Genital/urinary tumors include carcinoma of the bladder, non-germ cell testicular cancer, non-germ cell ovarian cancer, and carcinoma of the cervix and vagina. The prognosis, diagnosis, classification, and treatment of these genital/urinary tumors are discussed below. It must be emphasized that these tumors are seen very infrequently in patients younger than 15 years, and most of the evidence is derived from case series.
Coenzyme Q10 (commonly known as CoQ10) is a compound that is made naturally in the body. The body uses it for cell growth and to protect cells from damage that could lead to cancer (see Question 1).
Animal studies have shown that CoQ10 helps the immune system work better and makes the body better able to resist certain infections and types of cancer (see Question 5).
Clinical trials have shown that CoQ10 helps protect the heart from the damaging side effects of doxorubicin, a drug...
Incidence, risk factors, and clinical presentation
Carcinoma of the bladder is extremely rare in children. The most common childhood carcinoma to involve the bladder is papillary urothelial neoplasm of low malignant potential, which generally presents with hematuria.[1,2,3] High-grade, invasive, urothelial carcinomas are extremely rare in young patients.
In contrast to adults, most pediatric bladder carcinomas are low grade, superficial, and have a good prognosis following transurethral resection.[2,3,6,7,8,9] Squamous cell carcinoma and more aggressive carcinomas, however, have been reported and may require a more aggressive surgical approach.[3,10,11,12]

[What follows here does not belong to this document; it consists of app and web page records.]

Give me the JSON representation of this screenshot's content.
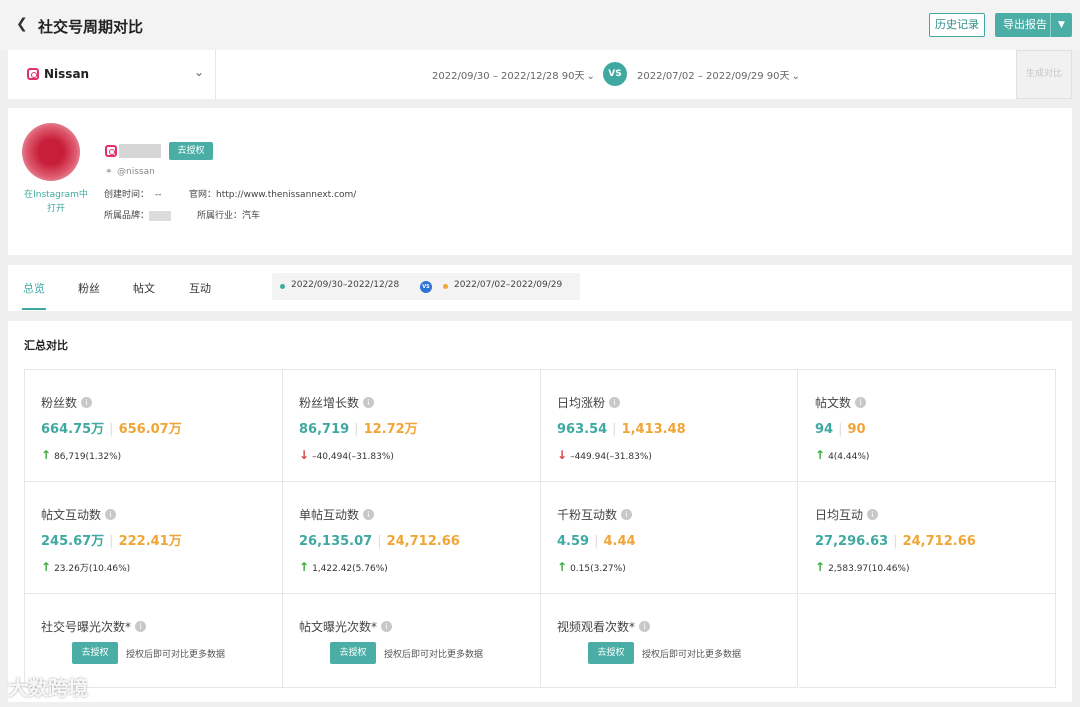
{
  "header": {
    "back_icon": "chevron-left-icon",
    "title": "社交号周期对比",
    "history_button": "历史记录",
    "export_button": "导出报告"
  },
  "selector": {
    "brand": "Nissan",
    "period_a": "2022/09/30 – 2022/12/28 90天",
    "vs_label": "VS",
    "period_b": "2022/07/02 – 2022/09/29 90天",
    "generate_button": "生成对比"
  },
  "profile": {
    "open_in": "在Instagram中打开",
    "authorize_button": "去授权",
    "handle": "@nissan",
    "created_label": "创建时间：",
    "created_value": "--",
    "website_label": "官网：",
    "website_value": "http://www.thenissannext.com/",
    "brand_label": "所属品牌：",
    "industry_label": "所属行业：",
    "industry_value": "汽车"
  },
  "tabs": [
    "总览",
    "粉丝",
    "帖文",
    "互动"
  ],
  "legend": {
    "period_a": "2022/09/30–2022/12/28",
    "vs": "VS",
    "period_b": "2022/07/02–2022/09/29"
  },
  "summary": {
    "title": "汇总对比",
    "metrics": [
      {
        "label": "粉丝数",
        "a": "664.75万",
        "b": "656.07万",
        "dir": "up",
        "change": "86,719(1.32%)"
      },
      {
        "label": "粉丝增长数",
        "a": "86,719",
        "b": "12.72万",
        "dir": "down",
        "change": "–40,494(–31.83%)"
      },
      {
        "label": "日均涨粉",
        "a": "963.54",
        "b": "1,413.48",
        "dir": "down",
        "change": "–449.94(–31.83%)"
      },
      {
        "label": "帖文数",
        "a": "94",
        "b": "90",
        "dir": "up",
        "change": "4(4.44%)"
      },
      {
        "label": "帖文互动数",
        "a": "245.67万",
        "b": "222.41万",
        "dir": "up",
        "change": "23.26万(10.46%)"
      },
      {
        "label": "单帖互动数",
        "a": "26,135.07",
        "b": "24,712.66",
        "dir": "up",
        "change": "1,422.42(5.76%)"
      },
      {
        "label": "千粉互动数",
        "a": "4.59",
        "b": "4.44",
        "dir": "up",
        "change": "0.15(3.27%)"
      },
      {
        "label": "日均互动",
        "a": "27,296.63",
        "b": "24,712.66",
        "dir": "up",
        "change": "2,583.97(10.46%)"
      }
    ],
    "locked": [
      {
        "label": "社交号曝光次数*",
        "button": "去授权",
        "hint": "授权后即可对比更多数据"
      },
      {
        "label": "帖文曝光次数*",
        "button": "去授权",
        "hint": "授权后即可对比更多数据"
      },
      {
        "label": "视频观看次数*",
        "button": "去授权",
        "hint": "授权后即可对比更多数据"
      }
    ]
  },
  "colors": {
    "period_a": "#3fa9a1",
    "period_b": "#f0a534",
    "up": "#3aab3a",
    "down": "#d64545"
  },
  "watermark": "大数跨境"
}
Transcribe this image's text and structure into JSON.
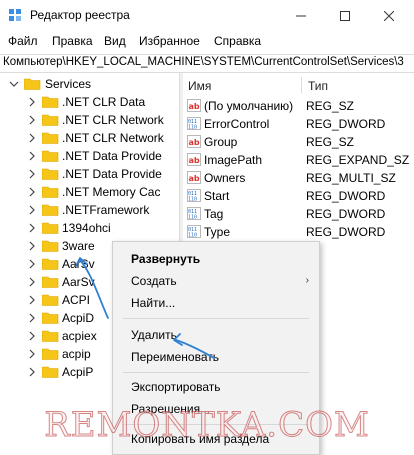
{
  "window": {
    "title": "Редактор реестра",
    "minimize_icon": "minimize-icon",
    "maximize_icon": "maximize-icon",
    "close_icon": "close-icon"
  },
  "menu": [
    "Файл",
    "Правка",
    "Вид",
    "Избранное",
    "Справка"
  ],
  "address": "Компьютер\\HKEY_LOCAL_MACHINE\\SYSTEM\\CurrentControlSet\\Services\\3",
  "tree": {
    "root": "Services",
    "items": [
      ".NET CLR Data",
      ".NET CLR Network",
      ".NET CLR Network",
      ".NET Data Provide",
      ".NET Data Provide",
      ".NET Memory Cac",
      ".NETFramework",
      "1394ohci",
      "3ware",
      "AarSv",
      "AarSv",
      "ACPI",
      "AcpiD",
      "acpiex",
      "acpip",
      "AcpiP"
    ]
  },
  "list": {
    "columns": {
      "name": "Имя",
      "type": "Тип"
    },
    "rows": [
      {
        "name": "(По умолчанию)",
        "type": "REG_SZ",
        "icon": "string-value-icon"
      },
      {
        "name": "ErrorControl",
        "type": "REG_DWORD",
        "icon": "binary-value-icon"
      },
      {
        "name": "Group",
        "type": "REG_SZ",
        "icon": "string-value-icon"
      },
      {
        "name": "ImagePath",
        "type": "REG_EXPAND_SZ",
        "icon": "string-value-icon"
      },
      {
        "name": "Owners",
        "type": "REG_MULTI_SZ",
        "icon": "string-value-icon"
      },
      {
        "name": "Start",
        "type": "REG_DWORD",
        "icon": "binary-value-icon"
      },
      {
        "name": "Tag",
        "type": "REG_DWORD",
        "icon": "binary-value-icon"
      },
      {
        "name": "Type",
        "type": "REG_DWORD",
        "icon": "binary-value-icon"
      }
    ]
  },
  "context_menu": {
    "expand": "Развернуть",
    "create": "Создать",
    "find": "Найти...",
    "delete": "Удалить",
    "rename": "Переименовать",
    "export": "Экспортировать",
    "permissions": "Разрешения...",
    "copy_key_name": "Копировать имя раздела"
  },
  "watermark": "REMONTKA.COM",
  "colors": {
    "folder": "#f5c518",
    "annotation_arrow": "#2f7fd6",
    "string_icon": "#d9342b",
    "binary_icon": "#2f6fbf"
  }
}
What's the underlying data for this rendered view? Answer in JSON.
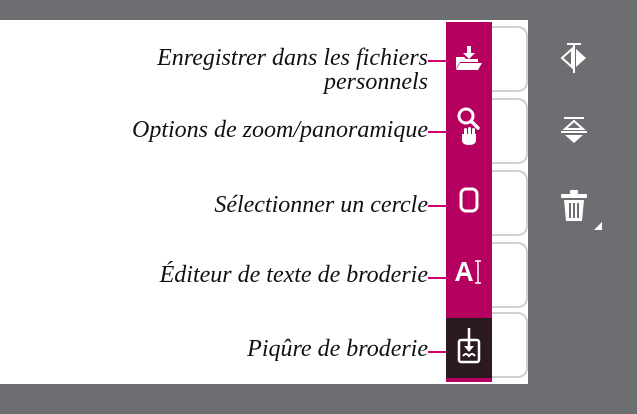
{
  "callouts": [
    {
      "line1": "Enregistrer dans les fichiers",
      "line2": "personnels"
    },
    {
      "line1": "Options de zoom/panoramique"
    },
    {
      "line1": "Sélectionner un cercle"
    },
    {
      "line1": "Éditeur de texte de broderie"
    },
    {
      "line1": "Piqûre de broderie"
    }
  ],
  "toolbar_icons": [
    "folder-save-icon",
    "zoom-pan-icon",
    "circle-select-icon",
    "text-editor-icon",
    "stitchout-icon"
  ],
  "side_icons": [
    "mirror-horizontal-icon",
    "mirror-vertical-icon",
    "delete-icon"
  ],
  "colors": {
    "accent": "#b5005f",
    "leader": "#d4006e",
    "panel": "#6d6e71",
    "dark_button": "#2b1a22"
  }
}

(Refer to the PDQ summary on adult Bladder Cancer Treatment for more information.)
Testicular Cancer (Non-Germ Cell)
Testicular tumors are very rare in young boys and account for an incidence of 1% to 2% of all childhood tumors.[13,14] The most common testicular tumors are benign teratomas followed by malignant nonseminomatous germ cell tumors. (Refer to the PDQ summary on Childhood Extracranial Germ Cell Tumors for more information.) Non-germ cell tumors such as sex cord-stromal tumors are exceedingly rare in prepubertal boys. In a small series, gonadal stromal tumors accounted for 8% to 13% of pediatric testicular tumors.[15,16] In newborns and infants, juvenile granulosa cell and Sertoli cell tumors are the most common stromal cell tumor. Juvenile granulosa cell tumors usually present in infancy (median age, 6 days) and Sertoli cell tumors present later in infancy (median age, 7 months). The prognosis is usually excellent after orchiectomy. In older males, Leydig cell tumors are more common. Stromal cell tumors have been described as benign in young boys.[19,20,21]